• [Assigned task]
Copy out each line containing "this" from the entries below.

[Extracted data entries]

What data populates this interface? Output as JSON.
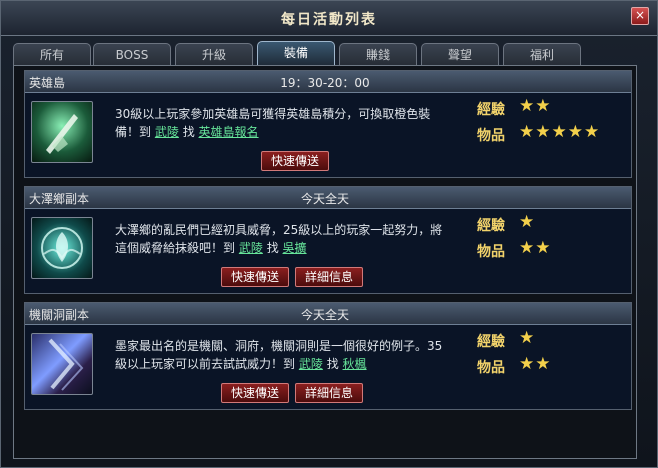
{
  "window": {
    "title": "每日活動列表",
    "close_glyph": "×"
  },
  "tabs": [
    {
      "label": "所有",
      "active": false
    },
    {
      "label": "BOSS",
      "active": false
    },
    {
      "label": "升級",
      "active": false
    },
    {
      "label": "裝備",
      "active": true
    },
    {
      "label": "賺錢",
      "active": false
    },
    {
      "label": "聲望",
      "active": false
    },
    {
      "label": "福利",
      "active": false
    }
  ],
  "activities": [
    {
      "name": "英雄島",
      "time": "19：30-20：00",
      "icon": "sword-blade-icon",
      "desc_text": "30級以上玩家參加英雄島可獲得英雄島積分，可換取橙色裝備！到",
      "location": "武陵",
      "find": "找",
      "npc": "英雄島報名",
      "buttons": [
        "快速傳送"
      ],
      "reward_exp_label": "經驗",
      "reward_exp_stars": "★★",
      "reward_item_label": "物品",
      "reward_item_stars": "★★★★★"
    },
    {
      "name": "大澤鄉副本",
      "time": "今天全天",
      "icon": "phoenix-emblem-icon",
      "desc_text": "大澤鄉的亂民們已經初具威脅，25級以上的玩家一起努力，將這個威脅給抹殺吧！到",
      "location": "武陵",
      "find": "找",
      "npc": "吳擴",
      "buttons": [
        "快速傳送",
        "詳細信息"
      ],
      "reward_exp_label": "經驗",
      "reward_exp_stars": "★",
      "reward_item_label": "物品",
      "reward_item_stars": "★★"
    },
    {
      "name": "機關洞副本",
      "time": "今天全天",
      "icon": "mechanism-cave-icon",
      "desc_text": "墨家最出名的是機關、洞府，機關洞則是一個很好的例子。35級以上玩家可以前去試試威力！到",
      "location": "武陵",
      "find": "找",
      "npc": "秋楓",
      "buttons": [
        "快速傳送",
        "詳細信息"
      ],
      "reward_exp_label": "經驗",
      "reward_exp_stars": "★",
      "reward_item_label": "物品",
      "reward_item_stars": "★★"
    }
  ],
  "scrollbar": {
    "up_glyph": "▲",
    "down_glyph": "▼"
  }
}
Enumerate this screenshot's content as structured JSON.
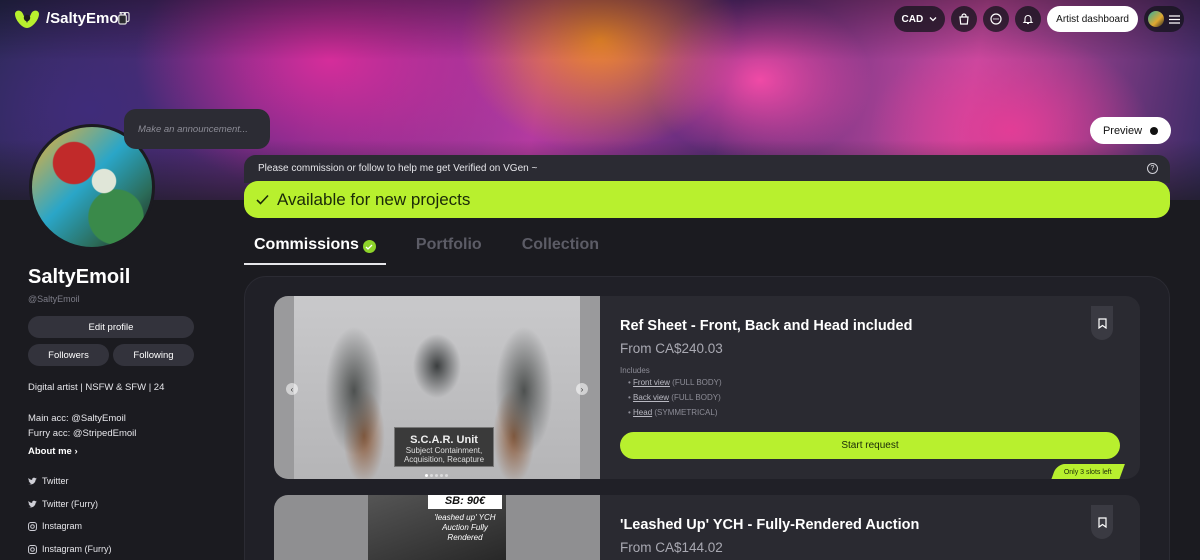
{
  "nav": {
    "handle": "/SaltyEmoil",
    "currency": "CAD",
    "dashboard_label": "Artist dashboard"
  },
  "banner": {
    "preview_label": "Preview",
    "announcement_placeholder": "Make an announcement..."
  },
  "profile": {
    "name": "SaltyEmoil",
    "handle": "@SaltyEmoil",
    "edit_label": "Edit profile",
    "followers_label": "Followers",
    "following_label": "Following",
    "bio_line1": "Digital artist | NSFW & SFW | 24",
    "bio_line2": "Main acc: @SaltyEmoil",
    "bio_line3": "Furry acc: @StripedEmoil",
    "about_label": "About me",
    "socials": [
      "Twitter",
      "Twitter (Furry)",
      "Instagram",
      "Instagram (Furry)"
    ]
  },
  "notice": {
    "text": "Please commission or follow to help me get Verified on VGen ~",
    "available": "Available for new projects"
  },
  "tabs": [
    "Commissions",
    "Portfolio",
    "Collection"
  ],
  "commissions": [
    {
      "title": "Ref Sheet - Front, Back and Head included",
      "price": "From CA$240.03",
      "includes_label": "Includes",
      "includes": [
        {
          "name": "Front view",
          "note": "(FULL BODY)"
        },
        {
          "name": "Back view",
          "note": "(FULL BODY)"
        },
        {
          "name": "Head",
          "note": "(SYMMETRICAL)"
        }
      ],
      "start_label": "Start request",
      "slots": "Only 3 slots left",
      "image_caption_title": "S.C.A.R. Unit",
      "image_caption_sub": "Subject Containment, Acquisition, Recapture"
    },
    {
      "title": "'Leashed Up' YCH - Fully-Rendered Auction",
      "price": "From CA$144.02",
      "image_price": "SB: 90€",
      "image_sub": "'leashed up' YCH Auction Fully Rendered"
    }
  ],
  "colors": {
    "accent": "#b8f02e",
    "background": "#1b1b20",
    "card": "#2a2a31"
  }
}
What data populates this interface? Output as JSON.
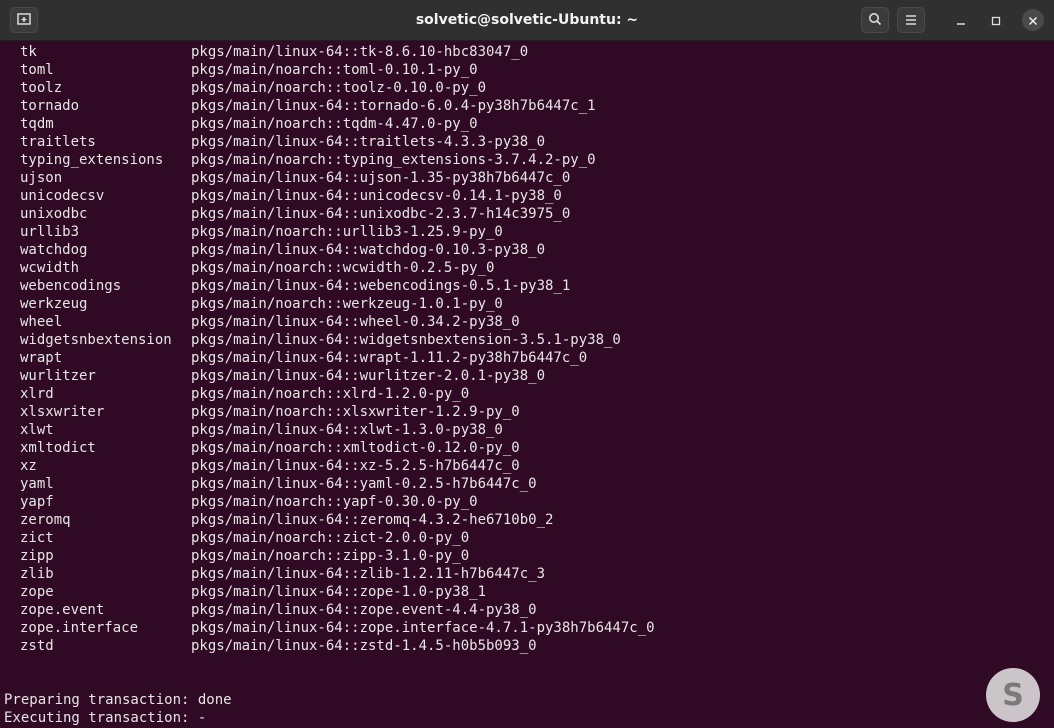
{
  "window": {
    "title": "solvetic@solvetic-Ubuntu: ~"
  },
  "icons": {
    "new_tab": "new-tab-icon",
    "search": "search-icon",
    "menu": "hamburger-menu-icon",
    "minimize": "minimize-icon",
    "maximize": "maximize-icon",
    "close": "close-icon",
    "watermark": "solvetic-logo"
  },
  "colors": {
    "terminal_bg": "#300a24",
    "titlebar_bg": "#303030",
    "text": "#e6e6e6"
  },
  "packages": [
    {
      "name": "tk",
      "channel": "pkgs/main/linux-64::tk-8.6.10-hbc83047_0"
    },
    {
      "name": "toml",
      "channel": "pkgs/main/noarch::toml-0.10.1-py_0"
    },
    {
      "name": "toolz",
      "channel": "pkgs/main/noarch::toolz-0.10.0-py_0"
    },
    {
      "name": "tornado",
      "channel": "pkgs/main/linux-64::tornado-6.0.4-py38h7b6447c_1"
    },
    {
      "name": "tqdm",
      "channel": "pkgs/main/noarch::tqdm-4.47.0-py_0"
    },
    {
      "name": "traitlets",
      "channel": "pkgs/main/linux-64::traitlets-4.3.3-py38_0"
    },
    {
      "name": "typing_extensions",
      "channel": "pkgs/main/noarch::typing_extensions-3.7.4.2-py_0"
    },
    {
      "name": "ujson",
      "channel": "pkgs/main/linux-64::ujson-1.35-py38h7b6447c_0"
    },
    {
      "name": "unicodecsv",
      "channel": "pkgs/main/linux-64::unicodecsv-0.14.1-py38_0"
    },
    {
      "name": "unixodbc",
      "channel": "pkgs/main/linux-64::unixodbc-2.3.7-h14c3975_0"
    },
    {
      "name": "urllib3",
      "channel": "pkgs/main/noarch::urllib3-1.25.9-py_0"
    },
    {
      "name": "watchdog",
      "channel": "pkgs/main/linux-64::watchdog-0.10.3-py38_0"
    },
    {
      "name": "wcwidth",
      "channel": "pkgs/main/noarch::wcwidth-0.2.5-py_0"
    },
    {
      "name": "webencodings",
      "channel": "pkgs/main/linux-64::webencodings-0.5.1-py38_1"
    },
    {
      "name": "werkzeug",
      "channel": "pkgs/main/noarch::werkzeug-1.0.1-py_0"
    },
    {
      "name": "wheel",
      "channel": "pkgs/main/linux-64::wheel-0.34.2-py38_0"
    },
    {
      "name": "widgetsnbextension",
      "channel": "pkgs/main/linux-64::widgetsnbextension-3.5.1-py38_0"
    },
    {
      "name": "wrapt",
      "channel": "pkgs/main/linux-64::wrapt-1.11.2-py38h7b6447c_0"
    },
    {
      "name": "wurlitzer",
      "channel": "pkgs/main/linux-64::wurlitzer-2.0.1-py38_0"
    },
    {
      "name": "xlrd",
      "channel": "pkgs/main/noarch::xlrd-1.2.0-py_0"
    },
    {
      "name": "xlsxwriter",
      "channel": "pkgs/main/noarch::xlsxwriter-1.2.9-py_0"
    },
    {
      "name": "xlwt",
      "channel": "pkgs/main/linux-64::xlwt-1.3.0-py38_0"
    },
    {
      "name": "xmltodict",
      "channel": "pkgs/main/noarch::xmltodict-0.12.0-py_0"
    },
    {
      "name": "xz",
      "channel": "pkgs/main/linux-64::xz-5.2.5-h7b6447c_0"
    },
    {
      "name": "yaml",
      "channel": "pkgs/main/linux-64::yaml-0.2.5-h7b6447c_0"
    },
    {
      "name": "yapf",
      "channel": "pkgs/main/noarch::yapf-0.30.0-py_0"
    },
    {
      "name": "zeromq",
      "channel": "pkgs/main/linux-64::zeromq-4.3.2-he6710b0_2"
    },
    {
      "name": "zict",
      "channel": "pkgs/main/noarch::zict-2.0.0-py_0"
    },
    {
      "name": "zipp",
      "channel": "pkgs/main/noarch::zipp-3.1.0-py_0"
    },
    {
      "name": "zlib",
      "channel": "pkgs/main/linux-64::zlib-1.2.11-h7b6447c_3"
    },
    {
      "name": "zope",
      "channel": "pkgs/main/linux-64::zope-1.0-py38_1"
    },
    {
      "name": "zope.event",
      "channel": "pkgs/main/linux-64::zope.event-4.4-py38_0"
    },
    {
      "name": "zope.interface",
      "channel": "pkgs/main/linux-64::zope.interface-4.7.1-py38h7b6447c_0"
    },
    {
      "name": "zstd",
      "channel": "pkgs/main/linux-64::zstd-1.4.5-h0b5b093_0"
    }
  ],
  "status": {
    "preparing": "Preparing transaction: done",
    "executing": "Executing transaction: -"
  },
  "watermark": {
    "letter": "S"
  }
}
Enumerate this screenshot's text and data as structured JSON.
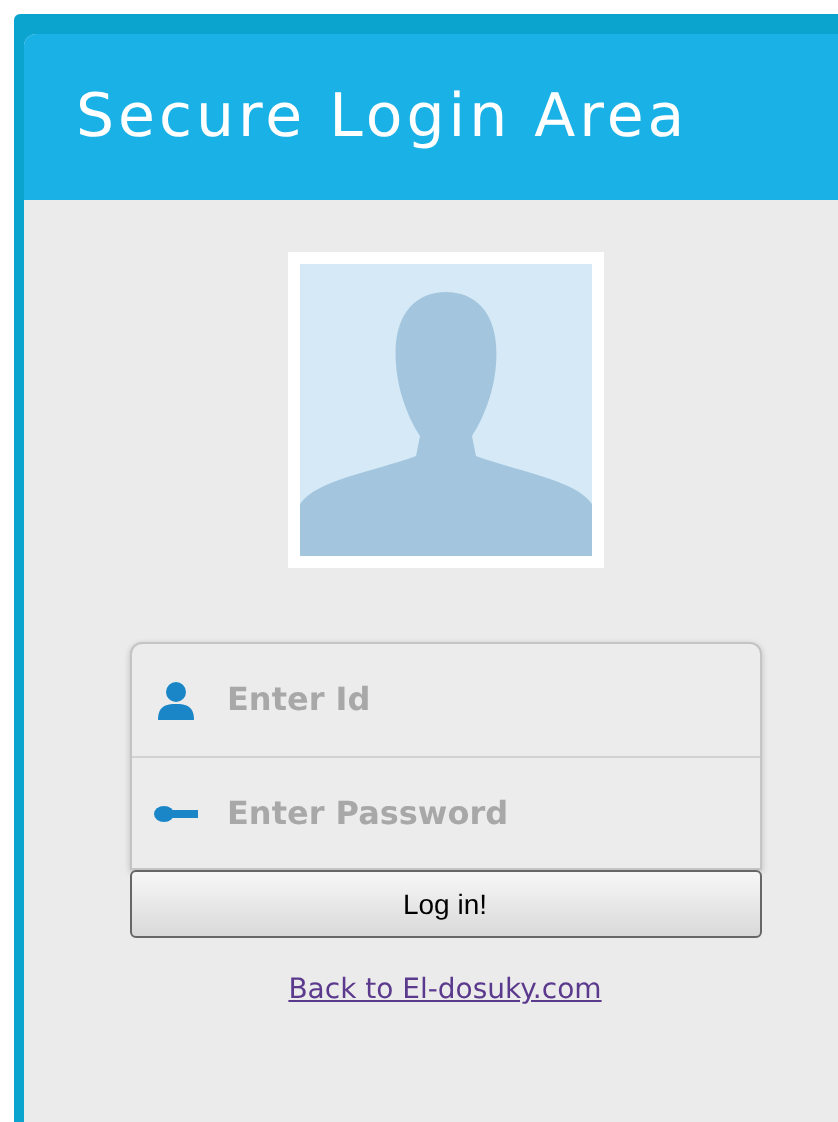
{
  "header": {
    "title": "Secure Login Area"
  },
  "form": {
    "fields": [
      {
        "kind": "user",
        "placeholder": "Enter Id"
      },
      {
        "kind": "password",
        "placeholder": "Enter Password"
      }
    ],
    "submit": "Log in!"
  },
  "link": "Back to El-dosuky.com"
}
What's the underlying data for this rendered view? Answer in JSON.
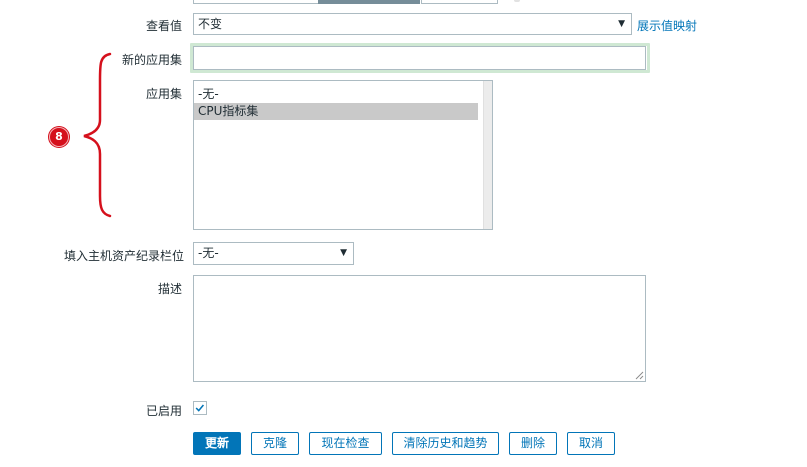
{
  "form": {
    "show_value": {
      "label": "查看值",
      "selected": "不变",
      "link": "展示值映射"
    },
    "new_application": {
      "label": "新的应用集",
      "value": ""
    },
    "applications": {
      "label": "应用集",
      "options": [
        "-无-",
        "CPU指标集"
      ],
      "selected_index": 1
    },
    "inventory_field": {
      "label": "填入主机资产纪录栏位",
      "selected": "-无-"
    },
    "description": {
      "label": "描述",
      "value": ""
    },
    "enabled": {
      "label": "已启用",
      "checked": true
    }
  },
  "buttons": {
    "update": "更新",
    "clone": "克隆",
    "check_now": "现在检查",
    "clear_history": "清除历史和趋势",
    "delete": "删除",
    "cancel": "取消"
  },
  "annotation": {
    "badge_number": "8",
    "brace_color": "#d5101c"
  },
  "colors": {
    "accent": "#0275b8",
    "border": "#acbbc2",
    "focus_glow": "#cfe8d3",
    "selected_option": "#c9c9c9"
  }
}
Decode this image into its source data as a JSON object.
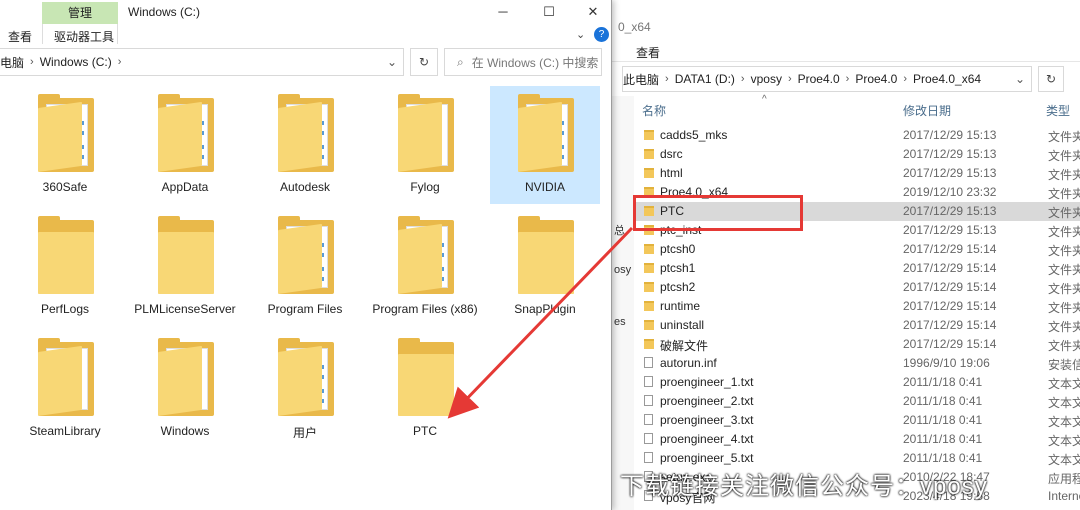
{
  "left_window": {
    "title": "Windows (C:)",
    "ribbon_manage_tab": "管理",
    "tabs": [
      "查看",
      "驱动器工具"
    ],
    "controls": {
      "minimize": "─",
      "maximize": "☐",
      "close": "✕"
    },
    "address": {
      "breadcrumbs": [
        "电脑",
        "Windows (C:)"
      ]
    },
    "search_placeholder": "在 Windows (C:) 中搜索",
    "items": [
      {
        "name": "360Safe",
        "type": "folder-docs",
        "selected": false
      },
      {
        "name": "AppData",
        "type": "folder-docs",
        "selected": false
      },
      {
        "name": "Autodesk",
        "type": "folder-docs",
        "selected": false
      },
      {
        "name": "Fylog",
        "type": "folder-white",
        "selected": false
      },
      {
        "name": "NVIDIA",
        "type": "folder-docs",
        "selected": true
      },
      {
        "name": "PerfLogs",
        "type": "folder-empty",
        "selected": false
      },
      {
        "name": "PLMLicenseServer",
        "type": "folder-empty",
        "selected": false
      },
      {
        "name": "Program Files",
        "type": "folder-docs",
        "selected": false
      },
      {
        "name": "Program Files (x86)",
        "type": "folder-docs",
        "selected": false
      },
      {
        "name": "SnapPlugin",
        "type": "folder-empty",
        "selected": false
      },
      {
        "name": "SteamLibrary",
        "type": "folder-gear",
        "selected": false
      },
      {
        "name": "Windows",
        "type": "folder-text",
        "selected": false
      },
      {
        "name": "用户",
        "type": "folder-docs",
        "selected": false
      },
      {
        "name": "PTC",
        "type": "folder-empty",
        "selected": false
      }
    ]
  },
  "right_window": {
    "title_fragment": "0_x64",
    "tab_view": "查看",
    "address": {
      "breadcrumbs": [
        "此电脑",
        "DATA1 (D:)",
        "vposy",
        "Proe4.0",
        "Proe4.0",
        "Proe4.0_x64"
      ]
    },
    "nav_fragments": [
      "总",
      "osy",
      "es"
    ],
    "columns": {
      "name": "名称",
      "date": "修改日期",
      "type": "类型"
    },
    "rows": [
      {
        "name": "cadds5_mks",
        "date": "2017/12/29 15:13",
        "type": "文件夹",
        "kind": "folder"
      },
      {
        "name": "dsrc",
        "date": "2017/12/29 15:13",
        "type": "文件夹",
        "kind": "folder"
      },
      {
        "name": "html",
        "date": "2017/12/29 15:13",
        "type": "文件夹",
        "kind": "folder"
      },
      {
        "name": "Proe4.0_x64",
        "date": "2019/12/10 23:32",
        "type": "文件夹",
        "kind": "folder"
      },
      {
        "name": "PTC",
        "date": "2017/12/29 15:13",
        "type": "文件夹",
        "kind": "folder",
        "selected": true
      },
      {
        "name": "ptc_inst",
        "date": "2017/12/29 15:13",
        "type": "文件夹",
        "kind": "folder"
      },
      {
        "name": "ptcsh0",
        "date": "2017/12/29 15:14",
        "type": "文件夹",
        "kind": "folder"
      },
      {
        "name": "ptcsh1",
        "date": "2017/12/29 15:14",
        "type": "文件夹",
        "kind": "folder"
      },
      {
        "name": "ptcsh2",
        "date": "2017/12/29 15:14",
        "type": "文件夹",
        "kind": "folder"
      },
      {
        "name": "runtime",
        "date": "2017/12/29 15:14",
        "type": "文件夹",
        "kind": "folder"
      },
      {
        "name": "uninstall",
        "date": "2017/12/29 15:14",
        "type": "文件夹",
        "kind": "folder"
      },
      {
        "name": "破解文件",
        "date": "2017/12/29 15:14",
        "type": "文件夹",
        "kind": "folder"
      },
      {
        "name": "autorun.inf",
        "date": "1996/9/10 19:06",
        "type": "安装信",
        "kind": "file"
      },
      {
        "name": "proengineer_1.txt",
        "date": "2011/1/18 0:41",
        "type": "文本文",
        "kind": "file"
      },
      {
        "name": "proengineer_2.txt",
        "date": "2011/1/18 0:41",
        "type": "文本文",
        "kind": "file"
      },
      {
        "name": "proengineer_3.txt",
        "date": "2011/1/18 0:41",
        "type": "文本文",
        "kind": "file"
      },
      {
        "name": "proengineer_4.txt",
        "date": "2011/1/18 0:41",
        "type": "文本文",
        "kind": "file"
      },
      {
        "name": "proengineer_5.txt",
        "date": "2011/1/18 0:41",
        "type": "文本文",
        "kind": "file"
      },
      {
        "name": "setup.exe",
        "date": "2010/2/22 18:47",
        "type": "应用程",
        "kind": "file"
      },
      {
        "name": "vposy官网",
        "date": "2023/4/18 19:58",
        "type": "Interne",
        "kind": "file"
      }
    ]
  },
  "watermark": "下载链接关注微信公众号：vposy",
  "colors": {
    "highlight": "#e53935",
    "selection": "#cce8ff",
    "folder": "#f8d775"
  }
}
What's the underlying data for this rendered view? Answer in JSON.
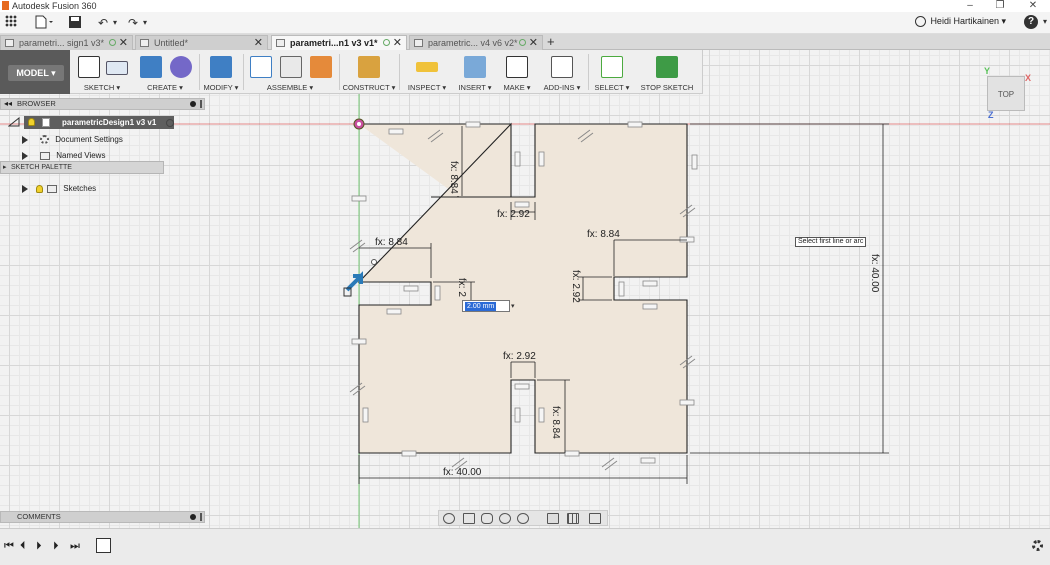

• [Task result]
What data populates this interface? Output as JSON.
Enumerate this screenshot's content as structured JSON.
What data populates this interface? Output as JSON.
Enumerate this screenshot's text and data as structured JSON.
What's the underlying data for this rendered view? Answer in JSON.
Decode this image into its source data as a JSON object.
What's the underlying data for this rendered view? Answer in JSON.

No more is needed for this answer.